India's capital, which has a population of more than 18 million people, is among the world's most polluted cities, with pollution levels doubling over the past decade.
The city adds 1,400 new cars every day and sees constant construction activity around Delhi.
A preference for diesel cars because of the lower cost of diesel fuel and the burning of crop stubble in the neighbouring states of Punjab and Haryana have added to the problem.
Pollution levels in the capital city usually start climbing sharply the day after Deepavali. This, combined with the onset of winter, traps pollutants in the atmosphere.
This year's effort to contain pollution started early, with the Supreme Court temporarily banning the sale of firecrackers in and around the capital city ahead of Deepavali.
This followed last year's scare when PM2.5 touched a high of around 400 mcg per cubic m, forcing schools to shut down for days after the Hindu festival.
Environmentalists remain hopeful that the implementation of the graded plan will bring down pollution levels.

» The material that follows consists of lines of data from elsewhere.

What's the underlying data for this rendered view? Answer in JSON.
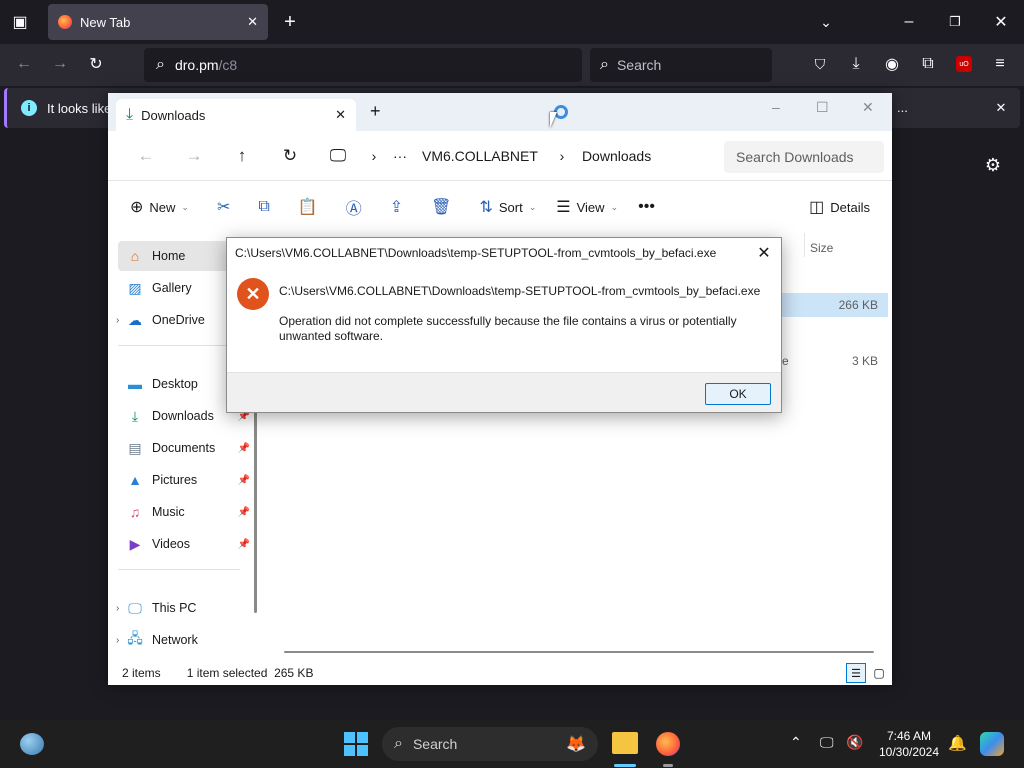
{
  "firefox": {
    "tab_title": "New Tab",
    "url_host": "dro.pm",
    "url_path": "/c8",
    "search_placeholder": "Search",
    "notification_text": "It looks like",
    "notification_more": "..."
  },
  "explorer": {
    "tab_label": "Downloads",
    "breadcrumb": [
      "VM6.COLLABNET",
      "Downloads"
    ],
    "search_placeholder": "Search Downloads",
    "commands": {
      "new": "New",
      "sort": "Sort",
      "view": "View",
      "details": "Details"
    },
    "sidebar": {
      "items": [
        {
          "label": "Home",
          "icon": "home-icon"
        },
        {
          "label": "Gallery",
          "icon": "gallery-icon"
        },
        {
          "label": "OneDrive",
          "icon": "cloud-icon"
        },
        {
          "label": "Desktop",
          "icon": "desktop-icon"
        },
        {
          "label": "Downloads",
          "icon": "download-icon"
        },
        {
          "label": "Documents",
          "icon": "documents-icon"
        },
        {
          "label": "Pictures",
          "icon": "pictures-icon"
        },
        {
          "label": "Music",
          "icon": "music-icon"
        },
        {
          "label": "Videos",
          "icon": "videos-icon"
        },
        {
          "label": "This PC",
          "icon": "computer-icon"
        },
        {
          "label": "Network",
          "icon": "network-icon"
        }
      ]
    },
    "column_size": "Size",
    "files": [
      {
        "size": "266 KB",
        "type_fragment": ""
      },
      {
        "size": "3 KB",
        "type_fragment": "e"
      }
    ],
    "status": {
      "items": "2 items",
      "selected": "1 item selected",
      "selected_size": "265 KB"
    }
  },
  "dialog": {
    "title": "C:\\Users\\VM6.COLLABNET\\Downloads\\temp-SETUPTOOL-from_cvmtools_by_befaci.exe",
    "path": "C:\\Users\\VM6.COLLABNET\\Downloads\\temp-SETUPTOOL-from_cvmtools_by_befaci.exe",
    "message": "Operation did not complete successfully because the file contains a virus or potentially unwanted software.",
    "ok_label": "OK"
  },
  "taskbar": {
    "search_placeholder": "Search",
    "time": "7:46 AM",
    "date": "10/30/2024"
  }
}
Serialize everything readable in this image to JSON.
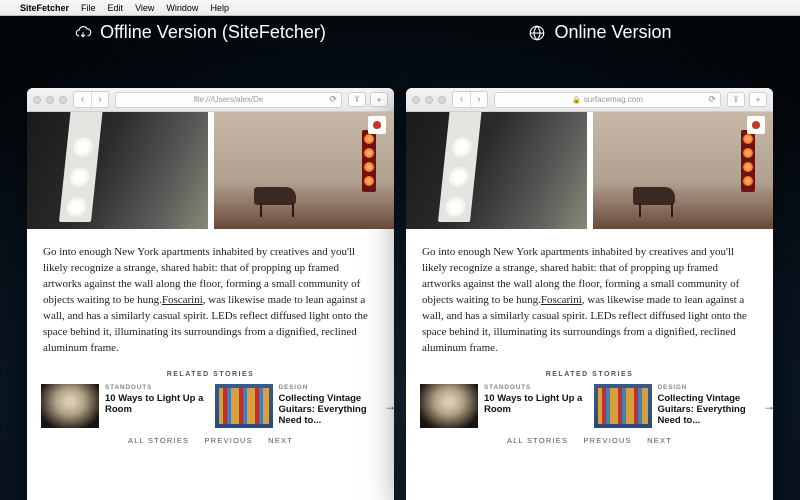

"This is the first time Delhi is implementing something like this," said Ms Anumita Roychowdhury, executive director of the Centre for Science and Environment.
"This is certainly an opportunity to cut down on pollution. But only time will tell when we look at the air quality."